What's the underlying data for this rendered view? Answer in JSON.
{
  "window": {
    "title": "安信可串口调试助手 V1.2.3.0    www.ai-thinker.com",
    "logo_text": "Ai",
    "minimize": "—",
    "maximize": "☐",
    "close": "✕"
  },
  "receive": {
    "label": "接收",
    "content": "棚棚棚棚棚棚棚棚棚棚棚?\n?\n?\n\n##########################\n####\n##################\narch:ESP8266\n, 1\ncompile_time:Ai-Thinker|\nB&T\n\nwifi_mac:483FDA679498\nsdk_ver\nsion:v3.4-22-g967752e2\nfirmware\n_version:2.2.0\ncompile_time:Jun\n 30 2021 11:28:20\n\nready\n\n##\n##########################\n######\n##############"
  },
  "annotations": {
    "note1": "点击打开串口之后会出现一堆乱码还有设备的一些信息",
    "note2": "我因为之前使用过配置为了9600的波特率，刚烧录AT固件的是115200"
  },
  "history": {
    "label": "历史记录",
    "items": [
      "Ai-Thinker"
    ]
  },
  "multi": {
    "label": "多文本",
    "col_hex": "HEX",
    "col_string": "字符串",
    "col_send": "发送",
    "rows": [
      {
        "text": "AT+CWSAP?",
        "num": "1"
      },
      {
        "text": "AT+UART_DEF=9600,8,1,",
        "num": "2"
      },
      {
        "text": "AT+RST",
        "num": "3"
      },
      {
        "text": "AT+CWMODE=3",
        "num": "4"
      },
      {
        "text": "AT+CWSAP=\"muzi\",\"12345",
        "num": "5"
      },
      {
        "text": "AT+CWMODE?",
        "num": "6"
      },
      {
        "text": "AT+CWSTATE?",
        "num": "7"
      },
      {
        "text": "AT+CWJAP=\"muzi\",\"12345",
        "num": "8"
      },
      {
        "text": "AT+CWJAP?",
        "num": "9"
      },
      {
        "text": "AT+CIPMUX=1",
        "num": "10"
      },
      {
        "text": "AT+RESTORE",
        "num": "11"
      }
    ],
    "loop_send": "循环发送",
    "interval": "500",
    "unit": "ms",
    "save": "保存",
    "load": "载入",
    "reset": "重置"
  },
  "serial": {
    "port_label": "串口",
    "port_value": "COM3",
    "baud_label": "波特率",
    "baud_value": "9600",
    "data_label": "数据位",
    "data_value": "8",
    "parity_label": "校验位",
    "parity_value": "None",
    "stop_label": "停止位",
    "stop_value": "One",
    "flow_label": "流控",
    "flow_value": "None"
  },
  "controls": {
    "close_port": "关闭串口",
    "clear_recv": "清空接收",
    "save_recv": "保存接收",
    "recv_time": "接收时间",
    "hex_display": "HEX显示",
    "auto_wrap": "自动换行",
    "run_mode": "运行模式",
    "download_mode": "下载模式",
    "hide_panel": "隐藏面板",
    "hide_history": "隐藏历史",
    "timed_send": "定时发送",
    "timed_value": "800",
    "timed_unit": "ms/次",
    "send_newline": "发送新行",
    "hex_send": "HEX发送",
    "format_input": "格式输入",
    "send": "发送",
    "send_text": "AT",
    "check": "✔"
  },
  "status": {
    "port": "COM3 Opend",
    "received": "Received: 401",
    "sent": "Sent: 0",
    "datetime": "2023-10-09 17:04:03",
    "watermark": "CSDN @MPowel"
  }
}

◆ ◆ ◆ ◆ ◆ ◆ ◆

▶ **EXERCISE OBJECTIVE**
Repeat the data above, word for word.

▶ **ANSWER SPACE**
What's the underlying data for this rendered view? Answer in JSON.
{
  "window": {
    "title": "安信可串口调试助手 V1.2.3.0    www.ai-thinker.com",
    "logo_text": "Ai",
    "minimize": "—",
    "maximize": "☐",
    "close": "✕"
  },
  "receive": {
    "label": "接收",
    "content": "棚棚棚棚棚棚棚棚棚棚棚?\n?\n?\n\n##########################\n####\n##################\narch:ESP8266\n, 1\ncompile_time:Ai-Thinker|\nB&T\n\nwifi_mac:483FDA679498\nsdk_ver\nsion:v3.4-22-g967752e2\nfirmware\n_version:2.2.0\ncompile_time:Jun\n 30 2021 11:28:20\n\nready\n\n##\n##########################\n######\n##############"
  },
  "annotations": {
    "note1": "点击打开串口之后会出现一堆乱码还有设备的一些信息",
    "note2": "我因为之前使用过配置为了9600的波特率，刚烧录AT固件的是115200"
  },
  "history": {
    "label": "历史记录",
    "items": [
      "Ai-Thinker"
    ]
  },
  "multi": {
    "label": "多文本",
    "col_hex": "HEX",
    "col_string": "字符串",
    "col_send": "发送",
    "rows": [
      {
        "text": "AT+CWSAP?",
        "num": "1"
      },
      {
        "text": "AT+UART_DEF=9600,8,1,",
        "num": "2"
      },
      {
        "text": "AT+RST",
        "num": "3"
      },
      {
        "text": "AT+CWMODE=3",
        "num": "4"
      },
      {
        "text": "AT+CWSAP=\"muzi\",\"12345",
        "num": "5"
      },
      {
        "text": "AT+CWMODE?",
        "num": "6"
      },
      {
        "text": "AT+CWSTATE?",
        "num": "7"
      },
      {
        "text": "AT+CWJAP=\"muzi\",\"12345",
        "num": "8"
      },
      {
        "text": "AT+CWJAP?",
        "num": "9"
      },
      {
        "text": "AT+CIPMUX=1",
        "num": "10"
      },
      {
        "text": "AT+RESTORE",
        "num": "11"
      }
    ],
    "loop_send": "循环发送",
    "interval": "500",
    "unit": "ms",
    "save": "保存",
    "load": "载入",
    "reset": "重置"
  },
  "serial": {
    "port_label": "串口",
    "port_value": "COM3",
    "baud_label": "波特率",
    "baud_value": "9600",
    "data_label": "数据位",
    "data_value": "8",
    "parity_label": "校验位",
    "parity_value": "None",
    "stop_label": "停止位",
    "stop_value": "One",
    "flow_label": "流控",
    "flow_value": "None"
  },
  "controls": {
    "close_port": "关闭串口",
    "clear_recv": "清空接收",
    "save_recv": "保存接收",
    "recv_time": "接收时间",
    "hex_display": "HEX显示",
    "auto_wrap": "自动换行",
    "run_mode": "运行模式",
    "download_mode": "下载模式",
    "hide_panel": "隐藏面板",
    "hide_history": "隐藏历史",
    "timed_send": "定时发送",
    "timed_value": "800",
    "timed_unit": "ms/次",
    "send_newline": "发送新行",
    "hex_send": "HEX发送",
    "format_input": "格式输入",
    "send": "发送",
    "send_text": "AT",
    "check": "✔"
  },
  "status": {
    "port": "COM3 Opend",
    "received": "Received: 401",
    "sent": "Sent: 0",
    "datetime": "2023-10-09 17:04:03",
    "watermark": "CSDN @MPowel"
  }
}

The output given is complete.